Mr. J. Pierpont Morgan's movements the Ship in Europe this summer have been more keenly watched and more constantly discussed by the newspapers of England, France, Germany, and the rest of the Continent than the comings, goings, and doings of emperors and prime ministers. Of all Mr. Morgan's achievements, nothing has impressed the European mind so much as the formation of the steamship combination. The great concern of the English last month seemed to be to prevent, if possible, the absorption of the Cunard line by Mr. Morgan's company. It was thought in England that the Cunard had given an option of purchase to Mr. Morgan and his associates, conditioned upon its failure to bluff
the British Government into bribing it with large subsidies to remain true to its old allegiance. Lord Brassey himself, the great authority on shipping, and formerly secretary to the admiralty, went before a House of Commons committee last month, to beg it to subsidize the Cunard iine as the only remaining British champion in the Atlantic traffic. He declared that it would be a national disaster if the line were transferred to a foreign flag. No negotiations, however, seem to have been pending for the transfer of the Cunard line.
It is not primarily a matter of flags Wanted and allegiances, but simply one of a Everywhere. closer and more economical manage. ment of the business affairs of the great Atlantic ferry. The steamship subsidy question in Eng. land will have entered upon a new stage of discussion, as the colonial premiers, -the coronation being over, are now settling down to their talk at London about various matters affecting the inter-relations of the United Kingdom and the great colonies. The Canadians have gone to London eager to secure support for their scheme of a great Anglo-Canadian steamship line, to be heavily subsidized by the Dominion and the British governments, and to operate in close relations with the Canadian Pacific Railroad.

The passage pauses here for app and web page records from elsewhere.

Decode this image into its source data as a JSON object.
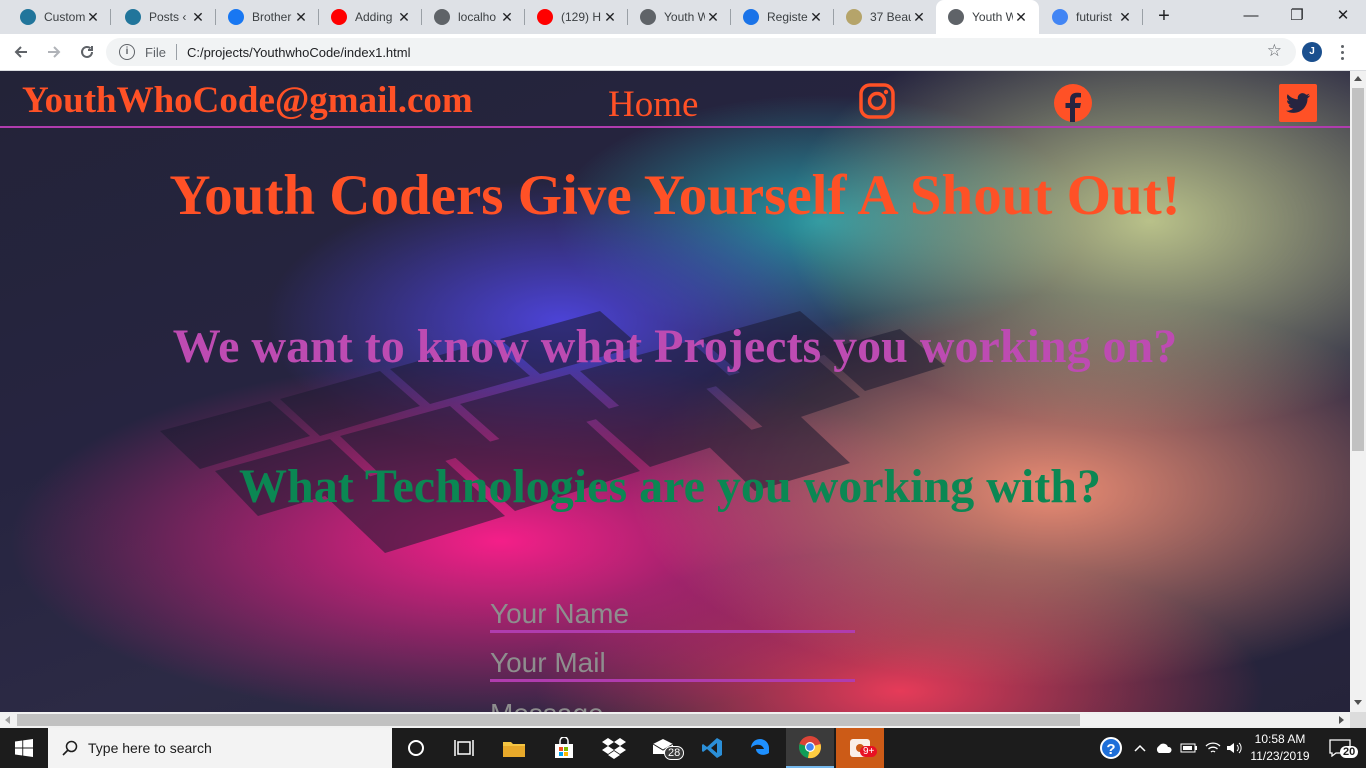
{
  "browser": {
    "tabs": [
      {
        "label": "Custom",
        "icon": "wordpress-icon",
        "color": "#21759b"
      },
      {
        "label": "Posts ‹",
        "icon": "wordpress-icon",
        "color": "#21759b"
      },
      {
        "label": "Brother",
        "icon": "facebook-icon",
        "color": "#1877f2"
      },
      {
        "label": "Adding",
        "icon": "youtube-icon",
        "color": "#ff0000"
      },
      {
        "label": "localho",
        "icon": "globe-icon",
        "color": "#5f6368"
      },
      {
        "label": "(129) H",
        "icon": "youtube-icon",
        "color": "#ff0000"
      },
      {
        "label": "Youth W",
        "icon": "globe-icon",
        "color": "#5f6368"
      },
      {
        "label": "Registe",
        "icon": "flag-icon",
        "color": "#1a73e8"
      },
      {
        "label": "37 Beau",
        "icon": "circle-icon",
        "color": "#b5a46a"
      },
      {
        "label": "Youth W",
        "icon": "globe-icon",
        "color": "#5f6368",
        "active": true
      },
      {
        "label": "futurist",
        "icon": "google-icon",
        "color": "#4285f4"
      }
    ],
    "new_tab": "+",
    "window": {
      "minimize": "—",
      "restore": "❐",
      "close": "✕"
    },
    "address": {
      "scheme": "File",
      "url": "C:/projects/YouthwhoCode/index1.html"
    },
    "profile_initial": "J"
  },
  "page": {
    "nav": {
      "email": "YouthWhoCode@gmail.com",
      "home": "Home",
      "accent": "#ff5126",
      "border": "#b03cae"
    },
    "hero_title": "Youth Coders Give Yourself A Shout Out!",
    "question1": "We want to know what Projects you working on?",
    "question2": "What Technologies are you working with?",
    "form": {
      "name_placeholder": "Your Name",
      "mail_placeholder": "Your Mail",
      "message_placeholder": "Message"
    }
  },
  "taskbar": {
    "search_placeholder": "Type here to search",
    "mail_badge": "28",
    "app_badge": "9+",
    "time": "10:58 AM",
    "date": "11/23/2019",
    "notifications": "20"
  }
}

The chief promoters of the Canadian company,which hopes to get a million dollars a year from the government at Ottawa, and at least twice as